▸ The records

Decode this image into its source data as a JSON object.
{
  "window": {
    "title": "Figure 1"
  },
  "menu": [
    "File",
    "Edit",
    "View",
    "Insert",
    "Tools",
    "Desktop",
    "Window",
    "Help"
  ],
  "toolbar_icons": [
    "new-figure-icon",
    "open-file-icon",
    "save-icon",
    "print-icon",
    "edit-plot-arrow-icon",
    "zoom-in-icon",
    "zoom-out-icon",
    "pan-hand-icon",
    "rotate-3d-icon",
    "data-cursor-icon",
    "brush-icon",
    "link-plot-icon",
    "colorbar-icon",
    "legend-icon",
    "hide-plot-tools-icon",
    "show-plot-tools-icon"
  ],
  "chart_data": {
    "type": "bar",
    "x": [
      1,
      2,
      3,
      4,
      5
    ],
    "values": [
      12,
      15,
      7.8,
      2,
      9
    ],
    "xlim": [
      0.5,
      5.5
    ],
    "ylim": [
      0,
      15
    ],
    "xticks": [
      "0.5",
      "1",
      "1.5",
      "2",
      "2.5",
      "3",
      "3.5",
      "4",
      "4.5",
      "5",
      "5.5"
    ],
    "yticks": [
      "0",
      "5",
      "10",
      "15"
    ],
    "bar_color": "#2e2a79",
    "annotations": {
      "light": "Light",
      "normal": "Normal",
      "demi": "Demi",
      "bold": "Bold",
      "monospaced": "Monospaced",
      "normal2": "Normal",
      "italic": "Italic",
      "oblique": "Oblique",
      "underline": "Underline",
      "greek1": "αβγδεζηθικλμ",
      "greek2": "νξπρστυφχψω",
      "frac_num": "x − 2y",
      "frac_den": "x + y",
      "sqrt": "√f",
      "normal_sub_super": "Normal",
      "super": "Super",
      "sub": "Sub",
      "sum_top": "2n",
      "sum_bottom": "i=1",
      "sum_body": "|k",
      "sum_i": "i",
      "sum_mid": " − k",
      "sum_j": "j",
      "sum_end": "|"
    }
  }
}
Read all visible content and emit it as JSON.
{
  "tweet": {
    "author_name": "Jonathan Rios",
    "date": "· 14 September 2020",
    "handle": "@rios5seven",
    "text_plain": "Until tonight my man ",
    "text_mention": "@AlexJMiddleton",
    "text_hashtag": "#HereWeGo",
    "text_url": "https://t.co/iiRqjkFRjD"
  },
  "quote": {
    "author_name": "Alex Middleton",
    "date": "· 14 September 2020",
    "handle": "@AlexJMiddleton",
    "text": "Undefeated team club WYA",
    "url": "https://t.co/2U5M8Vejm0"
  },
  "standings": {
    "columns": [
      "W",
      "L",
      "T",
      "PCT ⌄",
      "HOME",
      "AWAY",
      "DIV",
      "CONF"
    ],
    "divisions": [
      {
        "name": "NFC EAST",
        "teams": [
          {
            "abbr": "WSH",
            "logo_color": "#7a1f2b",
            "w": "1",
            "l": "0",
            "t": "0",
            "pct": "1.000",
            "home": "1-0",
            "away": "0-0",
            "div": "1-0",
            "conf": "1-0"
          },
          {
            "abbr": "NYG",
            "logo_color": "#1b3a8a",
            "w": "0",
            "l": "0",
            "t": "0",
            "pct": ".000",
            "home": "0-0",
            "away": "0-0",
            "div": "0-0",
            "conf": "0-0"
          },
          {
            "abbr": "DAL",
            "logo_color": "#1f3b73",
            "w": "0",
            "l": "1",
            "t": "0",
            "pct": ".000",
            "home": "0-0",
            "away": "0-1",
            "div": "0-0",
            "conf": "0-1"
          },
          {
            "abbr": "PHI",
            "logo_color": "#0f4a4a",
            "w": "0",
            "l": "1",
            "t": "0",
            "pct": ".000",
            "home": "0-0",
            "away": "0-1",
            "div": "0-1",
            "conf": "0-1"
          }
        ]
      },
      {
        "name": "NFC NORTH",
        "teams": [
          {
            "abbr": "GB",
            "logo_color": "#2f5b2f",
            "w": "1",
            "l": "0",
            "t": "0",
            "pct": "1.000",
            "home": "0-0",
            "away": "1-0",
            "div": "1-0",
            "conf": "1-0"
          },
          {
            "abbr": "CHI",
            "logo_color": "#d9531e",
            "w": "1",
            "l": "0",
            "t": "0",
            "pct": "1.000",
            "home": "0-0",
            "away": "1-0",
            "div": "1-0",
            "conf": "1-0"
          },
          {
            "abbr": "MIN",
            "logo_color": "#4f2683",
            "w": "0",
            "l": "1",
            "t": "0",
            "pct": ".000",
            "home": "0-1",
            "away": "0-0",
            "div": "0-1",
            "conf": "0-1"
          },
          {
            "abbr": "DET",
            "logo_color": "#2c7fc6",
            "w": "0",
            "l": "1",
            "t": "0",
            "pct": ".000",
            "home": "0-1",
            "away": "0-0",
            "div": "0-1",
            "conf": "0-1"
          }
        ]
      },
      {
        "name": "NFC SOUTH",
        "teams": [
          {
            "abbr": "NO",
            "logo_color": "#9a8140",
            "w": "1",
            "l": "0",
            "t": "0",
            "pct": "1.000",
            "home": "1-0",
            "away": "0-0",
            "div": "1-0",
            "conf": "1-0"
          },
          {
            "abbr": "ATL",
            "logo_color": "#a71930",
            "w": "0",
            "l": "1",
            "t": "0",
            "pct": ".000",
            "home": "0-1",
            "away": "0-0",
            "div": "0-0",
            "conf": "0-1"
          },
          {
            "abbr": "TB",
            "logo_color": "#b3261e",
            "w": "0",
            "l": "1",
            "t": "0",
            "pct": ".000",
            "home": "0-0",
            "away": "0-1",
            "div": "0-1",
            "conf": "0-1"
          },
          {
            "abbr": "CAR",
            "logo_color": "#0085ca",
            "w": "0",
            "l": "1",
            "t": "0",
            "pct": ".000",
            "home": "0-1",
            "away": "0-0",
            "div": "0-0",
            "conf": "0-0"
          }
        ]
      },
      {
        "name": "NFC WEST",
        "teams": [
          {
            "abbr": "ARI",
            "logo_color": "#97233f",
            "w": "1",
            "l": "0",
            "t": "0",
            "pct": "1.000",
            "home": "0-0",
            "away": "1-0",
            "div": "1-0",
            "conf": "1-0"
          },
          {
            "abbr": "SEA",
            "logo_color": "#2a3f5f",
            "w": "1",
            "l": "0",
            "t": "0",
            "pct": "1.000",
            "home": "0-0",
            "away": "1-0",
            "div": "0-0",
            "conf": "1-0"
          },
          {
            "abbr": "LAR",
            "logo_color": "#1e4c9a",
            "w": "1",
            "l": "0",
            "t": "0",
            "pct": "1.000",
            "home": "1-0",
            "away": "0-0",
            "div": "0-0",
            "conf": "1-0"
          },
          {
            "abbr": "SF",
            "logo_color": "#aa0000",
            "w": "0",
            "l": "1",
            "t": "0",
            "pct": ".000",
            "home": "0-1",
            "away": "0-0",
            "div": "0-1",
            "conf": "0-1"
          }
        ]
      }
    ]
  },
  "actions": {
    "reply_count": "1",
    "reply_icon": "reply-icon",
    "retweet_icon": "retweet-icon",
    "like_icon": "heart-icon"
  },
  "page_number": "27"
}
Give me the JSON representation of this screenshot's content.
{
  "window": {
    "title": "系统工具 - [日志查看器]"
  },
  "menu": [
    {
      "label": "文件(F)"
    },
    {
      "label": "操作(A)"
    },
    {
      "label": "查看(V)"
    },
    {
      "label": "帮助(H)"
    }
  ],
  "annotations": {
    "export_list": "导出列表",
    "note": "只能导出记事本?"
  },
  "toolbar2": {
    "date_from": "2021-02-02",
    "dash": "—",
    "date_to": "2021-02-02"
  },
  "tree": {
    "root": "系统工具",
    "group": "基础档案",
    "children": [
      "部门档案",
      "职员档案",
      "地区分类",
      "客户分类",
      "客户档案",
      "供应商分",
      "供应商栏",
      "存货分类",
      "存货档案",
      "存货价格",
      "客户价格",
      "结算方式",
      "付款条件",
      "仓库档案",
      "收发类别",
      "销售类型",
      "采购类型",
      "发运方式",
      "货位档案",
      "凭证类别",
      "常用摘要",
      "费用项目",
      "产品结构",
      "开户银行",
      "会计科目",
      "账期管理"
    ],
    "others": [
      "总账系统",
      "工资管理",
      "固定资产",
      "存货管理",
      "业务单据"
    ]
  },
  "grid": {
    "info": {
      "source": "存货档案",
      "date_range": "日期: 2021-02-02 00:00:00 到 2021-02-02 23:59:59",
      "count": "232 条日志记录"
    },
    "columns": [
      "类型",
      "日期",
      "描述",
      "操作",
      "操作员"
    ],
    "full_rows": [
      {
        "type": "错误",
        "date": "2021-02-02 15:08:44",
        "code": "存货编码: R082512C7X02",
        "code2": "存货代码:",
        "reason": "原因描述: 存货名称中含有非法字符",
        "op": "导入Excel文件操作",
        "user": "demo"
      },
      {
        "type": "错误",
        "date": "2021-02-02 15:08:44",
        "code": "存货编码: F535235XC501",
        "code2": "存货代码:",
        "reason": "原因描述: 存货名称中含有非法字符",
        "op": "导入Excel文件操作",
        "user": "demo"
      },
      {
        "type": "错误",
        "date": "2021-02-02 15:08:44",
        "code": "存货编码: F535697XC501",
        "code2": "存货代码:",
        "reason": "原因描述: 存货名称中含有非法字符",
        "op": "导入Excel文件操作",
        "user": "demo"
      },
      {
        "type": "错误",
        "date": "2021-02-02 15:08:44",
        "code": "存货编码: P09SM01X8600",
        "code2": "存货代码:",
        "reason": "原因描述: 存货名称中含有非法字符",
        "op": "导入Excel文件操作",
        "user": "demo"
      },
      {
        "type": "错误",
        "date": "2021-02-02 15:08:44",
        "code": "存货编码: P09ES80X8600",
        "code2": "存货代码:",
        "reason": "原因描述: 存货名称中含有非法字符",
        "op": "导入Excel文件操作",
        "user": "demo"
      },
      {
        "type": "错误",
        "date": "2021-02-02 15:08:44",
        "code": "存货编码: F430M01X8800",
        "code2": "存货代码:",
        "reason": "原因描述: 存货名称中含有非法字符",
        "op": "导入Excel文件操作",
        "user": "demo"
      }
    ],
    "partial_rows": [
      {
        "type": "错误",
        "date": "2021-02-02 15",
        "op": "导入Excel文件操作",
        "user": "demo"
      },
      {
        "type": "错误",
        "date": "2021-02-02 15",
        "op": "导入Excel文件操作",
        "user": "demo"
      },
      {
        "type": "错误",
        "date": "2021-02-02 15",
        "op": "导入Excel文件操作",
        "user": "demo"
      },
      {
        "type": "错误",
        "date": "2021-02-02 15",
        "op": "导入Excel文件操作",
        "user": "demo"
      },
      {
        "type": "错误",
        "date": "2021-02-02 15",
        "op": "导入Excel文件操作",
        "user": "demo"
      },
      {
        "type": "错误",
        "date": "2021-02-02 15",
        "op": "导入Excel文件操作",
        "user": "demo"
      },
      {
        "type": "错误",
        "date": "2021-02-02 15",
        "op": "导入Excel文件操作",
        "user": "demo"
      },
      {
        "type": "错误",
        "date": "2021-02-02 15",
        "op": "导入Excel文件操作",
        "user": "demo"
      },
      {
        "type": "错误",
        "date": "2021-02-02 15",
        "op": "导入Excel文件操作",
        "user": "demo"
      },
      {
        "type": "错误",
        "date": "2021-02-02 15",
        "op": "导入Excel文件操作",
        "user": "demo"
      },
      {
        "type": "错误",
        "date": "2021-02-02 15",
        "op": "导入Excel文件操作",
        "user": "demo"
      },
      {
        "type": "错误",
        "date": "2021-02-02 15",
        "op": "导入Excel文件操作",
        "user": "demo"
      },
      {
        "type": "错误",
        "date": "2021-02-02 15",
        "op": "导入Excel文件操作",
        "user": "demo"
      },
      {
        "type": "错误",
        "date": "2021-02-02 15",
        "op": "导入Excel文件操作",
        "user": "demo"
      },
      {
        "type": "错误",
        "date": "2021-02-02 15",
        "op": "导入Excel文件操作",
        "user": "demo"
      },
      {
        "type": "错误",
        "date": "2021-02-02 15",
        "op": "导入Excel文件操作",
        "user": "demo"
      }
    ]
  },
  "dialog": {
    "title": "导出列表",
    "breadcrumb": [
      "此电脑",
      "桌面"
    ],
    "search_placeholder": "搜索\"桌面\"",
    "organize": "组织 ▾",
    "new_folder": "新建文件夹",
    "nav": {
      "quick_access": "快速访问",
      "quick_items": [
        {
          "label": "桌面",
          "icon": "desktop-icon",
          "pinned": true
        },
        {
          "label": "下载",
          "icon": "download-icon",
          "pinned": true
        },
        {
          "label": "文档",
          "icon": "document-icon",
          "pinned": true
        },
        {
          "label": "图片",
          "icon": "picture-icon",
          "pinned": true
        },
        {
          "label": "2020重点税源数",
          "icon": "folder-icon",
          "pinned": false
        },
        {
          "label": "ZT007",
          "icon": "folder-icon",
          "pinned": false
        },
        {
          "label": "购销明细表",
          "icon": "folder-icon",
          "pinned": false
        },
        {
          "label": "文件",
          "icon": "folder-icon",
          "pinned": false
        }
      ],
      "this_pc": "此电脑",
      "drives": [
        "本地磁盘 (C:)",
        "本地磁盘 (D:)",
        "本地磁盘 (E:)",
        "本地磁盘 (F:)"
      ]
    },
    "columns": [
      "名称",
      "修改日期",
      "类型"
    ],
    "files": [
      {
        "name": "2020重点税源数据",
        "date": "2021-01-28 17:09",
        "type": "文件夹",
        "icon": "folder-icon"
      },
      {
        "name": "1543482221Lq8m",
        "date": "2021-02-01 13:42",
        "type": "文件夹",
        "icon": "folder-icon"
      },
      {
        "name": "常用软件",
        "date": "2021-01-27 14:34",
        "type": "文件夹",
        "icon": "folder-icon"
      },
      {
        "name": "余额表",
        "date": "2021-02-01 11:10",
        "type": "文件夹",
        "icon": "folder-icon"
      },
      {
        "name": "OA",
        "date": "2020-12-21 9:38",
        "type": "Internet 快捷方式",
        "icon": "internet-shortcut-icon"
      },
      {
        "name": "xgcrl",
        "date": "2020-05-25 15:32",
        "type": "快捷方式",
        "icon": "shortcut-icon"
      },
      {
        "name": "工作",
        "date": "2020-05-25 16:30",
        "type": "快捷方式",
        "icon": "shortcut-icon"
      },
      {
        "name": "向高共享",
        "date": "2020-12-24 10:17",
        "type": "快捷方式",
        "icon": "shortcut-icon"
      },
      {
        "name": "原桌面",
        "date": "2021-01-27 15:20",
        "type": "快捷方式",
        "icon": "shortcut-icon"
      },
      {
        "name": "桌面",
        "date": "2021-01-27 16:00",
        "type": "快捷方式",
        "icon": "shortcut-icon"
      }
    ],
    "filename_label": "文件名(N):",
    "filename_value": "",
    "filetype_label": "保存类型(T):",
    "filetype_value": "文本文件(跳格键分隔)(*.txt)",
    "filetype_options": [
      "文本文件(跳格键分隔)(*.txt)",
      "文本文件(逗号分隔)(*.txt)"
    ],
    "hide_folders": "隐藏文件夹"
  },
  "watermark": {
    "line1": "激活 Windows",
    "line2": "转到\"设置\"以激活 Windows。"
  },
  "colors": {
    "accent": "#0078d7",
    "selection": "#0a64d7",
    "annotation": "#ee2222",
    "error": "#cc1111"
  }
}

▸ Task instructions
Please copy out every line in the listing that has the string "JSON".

▸ Your response
Decode this image into its source data as a JSON object.
Read all visible content and emit it as JSON.
Give me the JSON representation of this screenshot's content.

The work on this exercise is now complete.